• Dual Mode: 3rd Rail + Catenary locomotive

  • General discussion about locomotives, rolling stock, and equipment
General discussion about locomotives, rolling stock, and equipment

Moderator: John_Perkowski

  by docsteve
Adirondacker wrote:People stopped using GTOs. IGBTs are easier to control. I seem to remember they are more efficient too.
There's at least three ways to skin the cat. Taps on the tranformer, switching the inverters between serial and parallel operation and designing the AC-DC-AC magic to operate on a variety of voltages. I'm sure there are others. It's not 1915 anymore.
You are correct, and just for the uninitiated, GTOs are Gated Turn-On devices, IGBTs are Insulated-Gate Bipolar Transistors, both of which may be considered decedents of GE's late-1950s SCRs, Silicon Controlled Rectifiers.

The point that I see here is that it is also not 1935, either. The Pennsy's AC motors in the GG1 used transformer taps to for varying the voltage to control motor speed. This is a sloppy way to control AC motors (but in 1935 it was state-of-the-art), as it still uses brushes in the so-called universal motor. Rather, a purely AC motor, an induction motor, has no need of brushes, and it uses frequency to control speed. That is where the AC-DC-AC magic comes in, which means whether you have 25 Hz or 60 Hz you just rectify it and then invert back to AC, varing the frequency to control the speed (noting that voltage also needs to be controlled as the motor has higher impedance at higher frequencies). At this point, it doesn't really matter if the input is DC (going right to the DC-link) or AC (let's design it so that the rectifiers produce 700 VDC to match 3rd rail voltage). Using DC motors, it is just AC to DC, and vary the voltage to control the speed.

Off hand, I don't see any need for using a transformer-based system in any locomotives operating in AC distribution systems (whether or not the motors are AC or DC). I don't know: are there any reasons to stick with a transformer?

  by Adirondacker
docsteve wrote: Off hand, I don't see any need for using a transformer-based system in any locomotives operating in AC distribution systems (whether or not the motors are AC or DC). I don't know: are there any reasons to stick with a transformer?
I'm not an electrical engineer. I'm gonna assume the people with decades of experience at Bombardier and the other vendors know what they are doing.

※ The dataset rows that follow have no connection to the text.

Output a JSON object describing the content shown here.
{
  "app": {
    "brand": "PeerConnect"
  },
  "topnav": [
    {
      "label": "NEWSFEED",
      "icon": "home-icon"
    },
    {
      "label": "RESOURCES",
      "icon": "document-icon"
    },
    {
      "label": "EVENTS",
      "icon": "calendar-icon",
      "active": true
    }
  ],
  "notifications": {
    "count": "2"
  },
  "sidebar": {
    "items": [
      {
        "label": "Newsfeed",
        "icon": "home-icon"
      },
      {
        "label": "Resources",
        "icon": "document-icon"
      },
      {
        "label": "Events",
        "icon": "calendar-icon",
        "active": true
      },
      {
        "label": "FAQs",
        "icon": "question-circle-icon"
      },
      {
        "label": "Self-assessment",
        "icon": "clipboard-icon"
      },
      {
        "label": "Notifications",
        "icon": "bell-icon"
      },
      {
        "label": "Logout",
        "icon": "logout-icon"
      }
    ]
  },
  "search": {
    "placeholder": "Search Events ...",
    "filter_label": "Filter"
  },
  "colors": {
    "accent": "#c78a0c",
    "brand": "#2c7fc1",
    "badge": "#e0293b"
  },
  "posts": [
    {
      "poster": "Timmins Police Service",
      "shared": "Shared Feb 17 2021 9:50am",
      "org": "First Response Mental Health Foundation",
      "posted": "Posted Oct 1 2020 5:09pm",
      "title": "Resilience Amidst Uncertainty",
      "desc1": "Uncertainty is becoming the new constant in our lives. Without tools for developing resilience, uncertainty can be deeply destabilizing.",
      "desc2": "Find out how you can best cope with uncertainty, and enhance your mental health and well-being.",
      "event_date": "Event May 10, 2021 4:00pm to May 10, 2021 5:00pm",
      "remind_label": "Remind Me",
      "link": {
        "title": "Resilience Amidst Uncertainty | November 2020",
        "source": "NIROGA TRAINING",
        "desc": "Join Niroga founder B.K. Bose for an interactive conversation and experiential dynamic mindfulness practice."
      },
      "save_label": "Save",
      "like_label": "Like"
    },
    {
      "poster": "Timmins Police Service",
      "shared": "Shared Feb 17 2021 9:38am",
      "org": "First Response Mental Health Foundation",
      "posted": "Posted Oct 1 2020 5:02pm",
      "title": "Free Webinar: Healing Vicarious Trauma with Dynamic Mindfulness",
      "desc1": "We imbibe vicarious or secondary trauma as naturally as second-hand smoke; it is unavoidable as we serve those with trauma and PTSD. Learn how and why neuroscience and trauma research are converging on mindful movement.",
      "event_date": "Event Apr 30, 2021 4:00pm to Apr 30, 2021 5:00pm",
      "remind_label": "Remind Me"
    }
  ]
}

Transformers are durable and efficient. They help even out the transients that the inverter produces. I can imagine all sorts of other goodness that comes from using sophisticated transformers ... but I'm not an electrical engineer.
  by EDM5970
As early as 1964, the French had a locomotive, the 40100 class, that would run on four different voltage and frequency combinations. They were 1,500 and 3,000 VDC, 15,000 VAC at 16 2/3 cycles, and 25,000 VAC at 50 cycles. These units had four pantographs, one for each power supply, but (for sake of this discussion) a set of third rail shoes could replace the pantographs for DC service. Designed for international service, they rode on six axles; the transformer supplied AC to silicon rectifiers, which then fed DC to the traction motors. Running with a DC supply, the transformer and rectifiers weren't used.
  by docsteve
Just thinking (two months later),

(1) Transformerless power supplies would be referred-to as switching (or switched-mode) power supplies, using -- in this application -- high-current solid-state devices.

(2) There are 1:1 transformers, isolation transformers, that can be used to physically (but not electrically) isolate one circuit from another; nevertheless, we have to assume that the line voltage, feeding the local distribution system, is well regulated, just like local systems are from the local electrical utility, so, for example, a 25,000 volt system is reliably delivering a well-regulated 25,000 volts (caveat: if the load gets too great the current will plateau and the voltage will begin to drop). Transients should blow the breakers on the distribution system, as happens when the home lights flicker during a thunderstorm. It is certainly possible to take an arbitrary AC and rectify it, transformerlessly, [the DC link] and then invert to an AC to feed to AC motors (or just feed the DC to DC motors).
  by JayBee
BandA wrote:MBTA blue line subway cars have or had catenary + 3rd rail

How big is a transformer for these electric locomotives, and how much do they weigh? I can't wrap my head around why electric locos aren't much smaller than diesel-electric which has to carry a big diesel + generator

Part of size is due to cooling systems and the desire for a certain amount of weight to increase pulling power(not horsepower)

For an example of an electric locomotive with light weight, Rhätische Bahn Ge 4/4 III locomotives work under 11kV/16.7 Hz cantenary produce 3220 hp. continuous using 3-phase AC traction motors and weigh just 62 metric tonnes(68 US tons). Dutch is correct, the heaviest part of any electric locomotive is the transformer.